U.S. Commerce Secretary Wilbur Ross remarked on Nov. 3 that he had good conversations with the European Union, Japan and South Korea and the Donald Trump administration may not need to impose tariffs on imported automobiles and auto parts.
He is currently attending the ASEAN Summit in Bangkok, Thailand. “Our hope is that the negotiations we’ve been having with individual companies about their capital investment plans will bear enough fruit that it may not be necessary to put the 232 fully into effect, may not even be necessary to put it partly in effect,” he said there.
Back in February this year, the U.S. president told the Office of the United States Trade Representative to consider the tariffs by May 18. Then, the deadline was postponed to Nov. 13.
European countries, South Korea and Japan have been mentioned as the targets of the tariffs. According to experts, South Korea is expected to be able to avoid the tariffs in that its FTA with the United States was revised last year. Japan is likely to be excluded as well with a new trade agreement signed early this month.

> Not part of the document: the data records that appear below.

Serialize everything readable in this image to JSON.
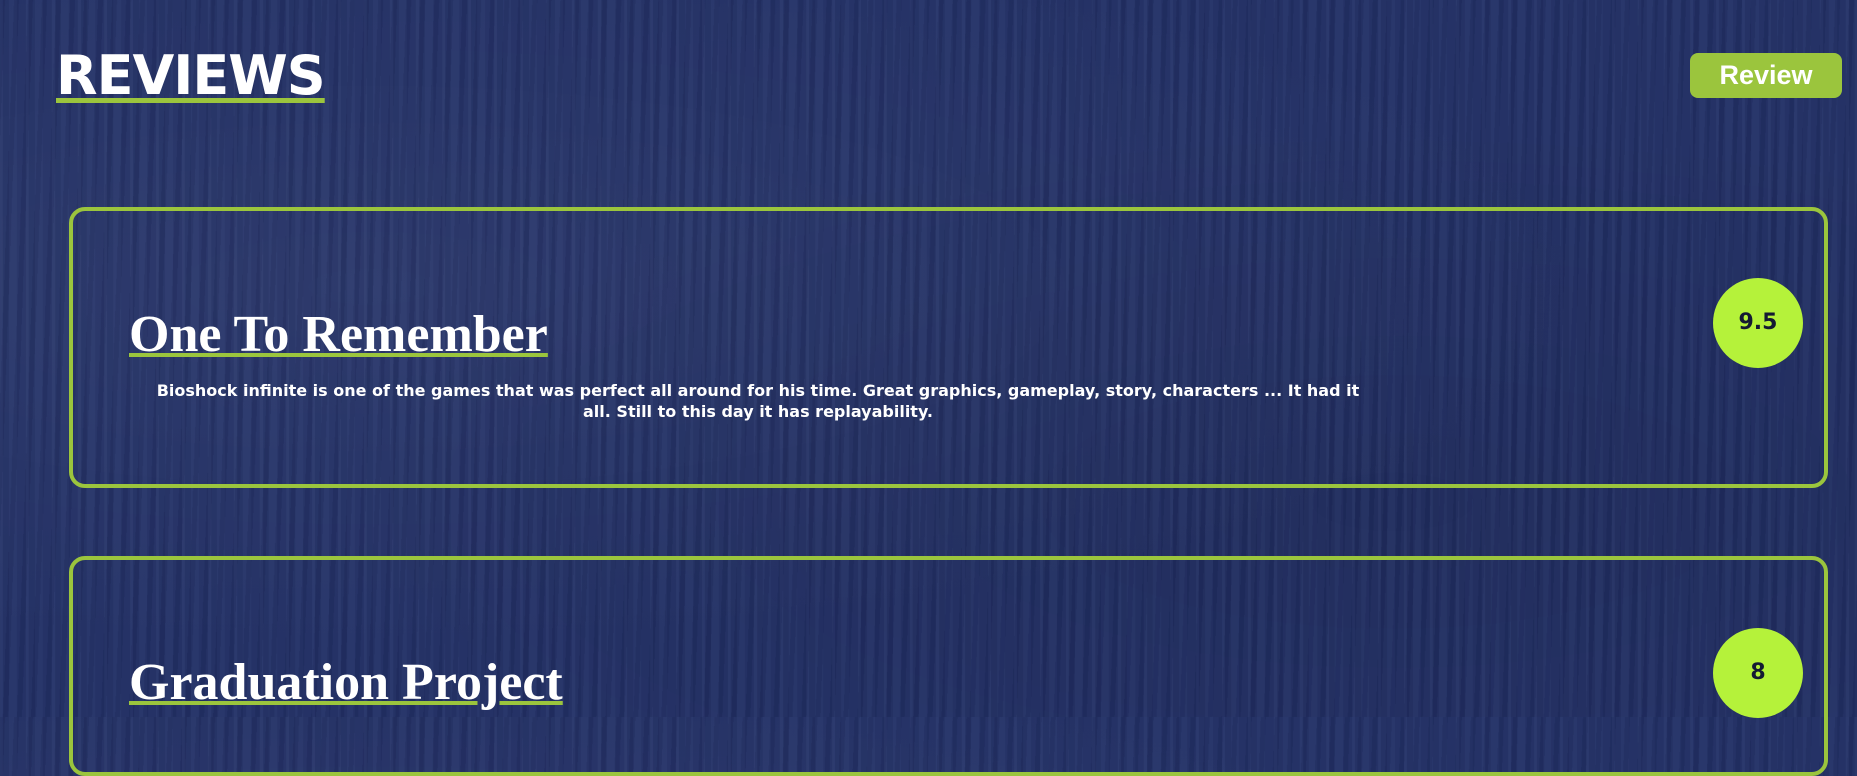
{
  "header": {
    "title": "REVIEWS",
    "review_button_label": "Review"
  },
  "reviews": [
    {
      "title": "One To Remember",
      "body": "Bioshock infinite is one of the games that was perfect all around for his time. Great graphics, gameplay, story, characters ... It had it all. Still to this day it has replayability.",
      "score": "9.5"
    },
    {
      "title": "Graduation Project",
      "score": "8"
    }
  ],
  "colors": {
    "background": "#223066",
    "accent": "#9bc53d",
    "score_badge": "#b5f23a",
    "text": "#ffffff"
  }
}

The European Union and the United States, meanwhile, are yet to reach an agreement.